P.S. This goes for mazes too. 8)
Wow the first time I looked at that it flew over my head… Thanks so much there! I’ll give it a go now. BTW, I’m not going for 100 turns, probably more like 300 to 500 turns. I want to stay away from 500 though for some reason.
I agree that it’s possible to make any kind of puzzle great, just as it’s possible to transform any story concept, however unprepossessing, into something awesome given enough craft. But this doesn’t mean that all puzzle styles are created equal; some are a lot more problematic than others. Some of this is about expectations rather than formal qualities; I will generally be less willing to give a game with a timed sleep requirement a fair shake, because I’ve seen it done poorly so often and well so rarely. But there are also solid principles (avoid petty realism, don’t be obstructive for the sake of it) that weigh against it. It’s bad by default: you have to do something unusually good to make it not suck.
I agree that rewards and consequences are pretty essential to the quality of any given puzzle, but they’re not the only thing that matters. (Unless you extend ‘consequences’ to ‘every effect the puzzle has on the play experience’, which would make it a tautology.)
You are right. But I think we are saying the same thing in different ways. I acknowledged that every implementation I have seen of this puzzle-type has been bad, but that badness isn’t a necessary component of that puzzle type. You wish to call the puzzle-type ‘bad by default’ because of the poor way it is usually implemented. I agree that it is usually implemented poorly but I don’t want to call it ‘bad by default’ because I feel that the ‘default’ should only include necessary pieces, not unnecessarily faulty implementations that merely happen to have been common in the past. I prefer to define things in this way so that I can be free of convention and see clearly what is truly possible and what is not — you might consider joining me on that basis — but I do not disagree with you at all about the potential pitfalls in designing this type of puzzle.

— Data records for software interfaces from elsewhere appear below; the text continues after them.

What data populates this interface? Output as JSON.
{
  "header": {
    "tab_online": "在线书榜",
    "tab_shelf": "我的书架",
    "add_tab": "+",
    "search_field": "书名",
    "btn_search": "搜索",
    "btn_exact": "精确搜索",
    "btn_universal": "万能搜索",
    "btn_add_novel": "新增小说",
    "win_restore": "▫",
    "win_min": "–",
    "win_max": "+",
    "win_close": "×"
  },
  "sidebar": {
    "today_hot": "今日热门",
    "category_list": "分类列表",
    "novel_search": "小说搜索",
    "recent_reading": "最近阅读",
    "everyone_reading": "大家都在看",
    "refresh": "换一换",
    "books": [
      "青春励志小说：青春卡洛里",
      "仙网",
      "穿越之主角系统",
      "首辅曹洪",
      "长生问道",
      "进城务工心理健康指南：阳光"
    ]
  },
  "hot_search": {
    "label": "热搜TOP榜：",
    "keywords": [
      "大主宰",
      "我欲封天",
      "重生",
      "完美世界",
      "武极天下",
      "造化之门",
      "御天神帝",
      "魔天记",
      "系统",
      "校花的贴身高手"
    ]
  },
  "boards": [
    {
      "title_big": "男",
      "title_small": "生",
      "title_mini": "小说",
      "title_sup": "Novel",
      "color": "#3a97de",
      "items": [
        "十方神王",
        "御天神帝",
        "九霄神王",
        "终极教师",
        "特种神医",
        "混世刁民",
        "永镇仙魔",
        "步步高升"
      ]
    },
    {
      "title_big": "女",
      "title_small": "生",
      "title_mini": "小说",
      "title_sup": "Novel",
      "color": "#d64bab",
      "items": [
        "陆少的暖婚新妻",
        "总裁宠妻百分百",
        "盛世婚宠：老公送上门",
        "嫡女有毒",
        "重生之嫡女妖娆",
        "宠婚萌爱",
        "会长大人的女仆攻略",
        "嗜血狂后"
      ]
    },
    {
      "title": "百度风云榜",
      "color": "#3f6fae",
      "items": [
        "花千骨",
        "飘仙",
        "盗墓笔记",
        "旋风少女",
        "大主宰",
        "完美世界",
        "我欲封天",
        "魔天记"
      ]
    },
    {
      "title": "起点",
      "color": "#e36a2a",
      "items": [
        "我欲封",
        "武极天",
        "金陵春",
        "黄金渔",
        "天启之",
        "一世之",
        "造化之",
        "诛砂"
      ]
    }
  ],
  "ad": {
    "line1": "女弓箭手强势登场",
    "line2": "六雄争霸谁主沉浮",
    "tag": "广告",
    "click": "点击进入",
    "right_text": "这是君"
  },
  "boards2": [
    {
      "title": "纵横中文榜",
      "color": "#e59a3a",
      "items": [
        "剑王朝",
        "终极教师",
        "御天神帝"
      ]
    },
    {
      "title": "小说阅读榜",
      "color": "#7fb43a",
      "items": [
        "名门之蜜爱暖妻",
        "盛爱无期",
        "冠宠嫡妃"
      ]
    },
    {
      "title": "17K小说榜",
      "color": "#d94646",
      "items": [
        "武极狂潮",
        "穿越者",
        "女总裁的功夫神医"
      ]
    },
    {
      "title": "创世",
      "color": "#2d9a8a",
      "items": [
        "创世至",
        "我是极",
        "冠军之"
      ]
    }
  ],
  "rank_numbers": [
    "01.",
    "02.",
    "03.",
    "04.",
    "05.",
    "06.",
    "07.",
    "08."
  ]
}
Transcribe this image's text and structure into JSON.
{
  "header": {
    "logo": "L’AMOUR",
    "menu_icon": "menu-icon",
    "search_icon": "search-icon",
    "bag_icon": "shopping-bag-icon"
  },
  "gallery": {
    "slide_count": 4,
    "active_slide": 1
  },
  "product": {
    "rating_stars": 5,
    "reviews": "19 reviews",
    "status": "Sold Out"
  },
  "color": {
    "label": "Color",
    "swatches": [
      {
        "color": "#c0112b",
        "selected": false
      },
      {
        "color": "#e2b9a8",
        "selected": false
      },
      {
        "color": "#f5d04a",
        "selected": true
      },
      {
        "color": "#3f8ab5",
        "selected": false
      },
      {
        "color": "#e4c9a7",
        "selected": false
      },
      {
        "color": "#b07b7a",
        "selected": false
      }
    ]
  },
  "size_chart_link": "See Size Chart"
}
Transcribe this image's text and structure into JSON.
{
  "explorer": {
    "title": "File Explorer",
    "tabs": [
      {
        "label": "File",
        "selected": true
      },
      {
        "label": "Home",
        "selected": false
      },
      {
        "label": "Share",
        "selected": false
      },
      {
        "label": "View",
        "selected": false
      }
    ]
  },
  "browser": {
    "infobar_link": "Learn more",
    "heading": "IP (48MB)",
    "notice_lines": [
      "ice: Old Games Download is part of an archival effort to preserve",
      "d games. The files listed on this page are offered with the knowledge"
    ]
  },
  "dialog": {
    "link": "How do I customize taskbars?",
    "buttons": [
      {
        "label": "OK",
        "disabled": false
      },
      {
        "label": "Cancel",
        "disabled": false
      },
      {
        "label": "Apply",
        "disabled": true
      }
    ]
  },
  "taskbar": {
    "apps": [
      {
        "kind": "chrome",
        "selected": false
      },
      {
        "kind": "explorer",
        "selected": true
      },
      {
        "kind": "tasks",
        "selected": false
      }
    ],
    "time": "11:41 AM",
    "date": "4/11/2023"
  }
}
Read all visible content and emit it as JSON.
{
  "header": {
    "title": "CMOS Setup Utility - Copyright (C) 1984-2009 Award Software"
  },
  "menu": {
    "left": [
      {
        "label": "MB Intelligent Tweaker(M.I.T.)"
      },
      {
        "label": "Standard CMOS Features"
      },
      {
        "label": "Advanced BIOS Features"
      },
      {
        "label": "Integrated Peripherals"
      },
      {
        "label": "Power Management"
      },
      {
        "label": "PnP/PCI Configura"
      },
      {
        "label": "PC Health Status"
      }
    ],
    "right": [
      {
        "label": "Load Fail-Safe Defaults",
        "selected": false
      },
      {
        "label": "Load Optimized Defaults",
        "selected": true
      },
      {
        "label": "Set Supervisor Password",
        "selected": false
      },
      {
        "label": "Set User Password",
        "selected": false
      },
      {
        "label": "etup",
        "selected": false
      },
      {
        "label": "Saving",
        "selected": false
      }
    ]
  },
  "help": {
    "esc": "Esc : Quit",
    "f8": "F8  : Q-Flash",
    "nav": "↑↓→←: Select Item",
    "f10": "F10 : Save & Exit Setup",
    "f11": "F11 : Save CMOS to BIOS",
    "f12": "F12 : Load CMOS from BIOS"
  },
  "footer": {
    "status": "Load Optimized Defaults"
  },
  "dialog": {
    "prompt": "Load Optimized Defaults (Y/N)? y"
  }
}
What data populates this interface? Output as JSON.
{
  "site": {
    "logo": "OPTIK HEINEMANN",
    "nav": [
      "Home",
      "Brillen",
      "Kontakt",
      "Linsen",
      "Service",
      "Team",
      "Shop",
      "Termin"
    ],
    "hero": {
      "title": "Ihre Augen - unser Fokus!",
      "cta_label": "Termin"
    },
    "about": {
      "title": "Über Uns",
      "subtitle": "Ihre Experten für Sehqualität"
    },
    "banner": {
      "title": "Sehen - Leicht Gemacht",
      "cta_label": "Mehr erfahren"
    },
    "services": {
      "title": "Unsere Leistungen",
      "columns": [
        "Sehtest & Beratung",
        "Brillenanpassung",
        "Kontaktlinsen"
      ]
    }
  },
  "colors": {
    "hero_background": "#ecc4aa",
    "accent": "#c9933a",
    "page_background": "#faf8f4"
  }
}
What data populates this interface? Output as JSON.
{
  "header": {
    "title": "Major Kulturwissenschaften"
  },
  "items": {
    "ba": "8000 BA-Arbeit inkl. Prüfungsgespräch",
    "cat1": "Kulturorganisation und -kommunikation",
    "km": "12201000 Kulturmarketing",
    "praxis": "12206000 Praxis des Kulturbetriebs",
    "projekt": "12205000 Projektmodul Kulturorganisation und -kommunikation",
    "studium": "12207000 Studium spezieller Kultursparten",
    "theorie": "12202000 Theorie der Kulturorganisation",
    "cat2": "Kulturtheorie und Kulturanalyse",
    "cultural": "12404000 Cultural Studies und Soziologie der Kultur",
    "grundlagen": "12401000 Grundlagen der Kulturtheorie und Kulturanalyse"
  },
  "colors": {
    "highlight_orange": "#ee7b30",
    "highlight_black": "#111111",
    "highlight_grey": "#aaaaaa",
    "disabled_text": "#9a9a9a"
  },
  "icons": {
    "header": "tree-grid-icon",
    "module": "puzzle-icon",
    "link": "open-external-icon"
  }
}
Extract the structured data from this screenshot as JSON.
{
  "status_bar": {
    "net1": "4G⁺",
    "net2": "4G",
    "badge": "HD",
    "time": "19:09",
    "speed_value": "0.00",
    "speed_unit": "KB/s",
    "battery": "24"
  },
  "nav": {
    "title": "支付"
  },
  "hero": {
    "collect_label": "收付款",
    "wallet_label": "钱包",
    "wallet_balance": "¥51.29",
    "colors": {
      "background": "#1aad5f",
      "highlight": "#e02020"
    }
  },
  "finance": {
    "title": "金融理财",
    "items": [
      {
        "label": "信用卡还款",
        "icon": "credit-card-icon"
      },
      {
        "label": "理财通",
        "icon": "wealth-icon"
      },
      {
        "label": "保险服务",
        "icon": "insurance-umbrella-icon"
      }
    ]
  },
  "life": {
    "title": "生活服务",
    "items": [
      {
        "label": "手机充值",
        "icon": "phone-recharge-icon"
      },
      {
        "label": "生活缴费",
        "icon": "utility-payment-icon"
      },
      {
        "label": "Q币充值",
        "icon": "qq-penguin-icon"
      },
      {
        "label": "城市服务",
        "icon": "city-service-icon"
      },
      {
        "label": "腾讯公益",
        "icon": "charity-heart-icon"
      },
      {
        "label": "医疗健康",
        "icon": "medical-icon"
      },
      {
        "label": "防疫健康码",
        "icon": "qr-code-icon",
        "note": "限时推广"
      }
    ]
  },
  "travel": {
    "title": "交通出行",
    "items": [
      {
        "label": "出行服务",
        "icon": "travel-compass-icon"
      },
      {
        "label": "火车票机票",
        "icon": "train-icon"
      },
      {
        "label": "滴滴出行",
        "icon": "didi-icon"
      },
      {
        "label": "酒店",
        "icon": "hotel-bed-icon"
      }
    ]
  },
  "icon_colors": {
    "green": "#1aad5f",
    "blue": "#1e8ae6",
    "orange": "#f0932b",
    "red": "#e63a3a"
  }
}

No that is what I meant by “bound up” — when two things are bound up they both matter. In this case, the lousiness of the typical eating/sleeping puzzle comes from the poorly implemented (read: annoying) consequences and dull (read: merely avoiding death) rewards. It does not come from the puzzle type, although the puzzle type does, of course, matter. I still feel that essentially there are no bad puzzle-types. They do matter because they are different and are useful for different purposes. But just don’t choose an annoying consequence of failing to solve, or a boring reward for solving, any puzzle, and you really cannot go wrong, so that is the sense in which there are no bad puzzle-types.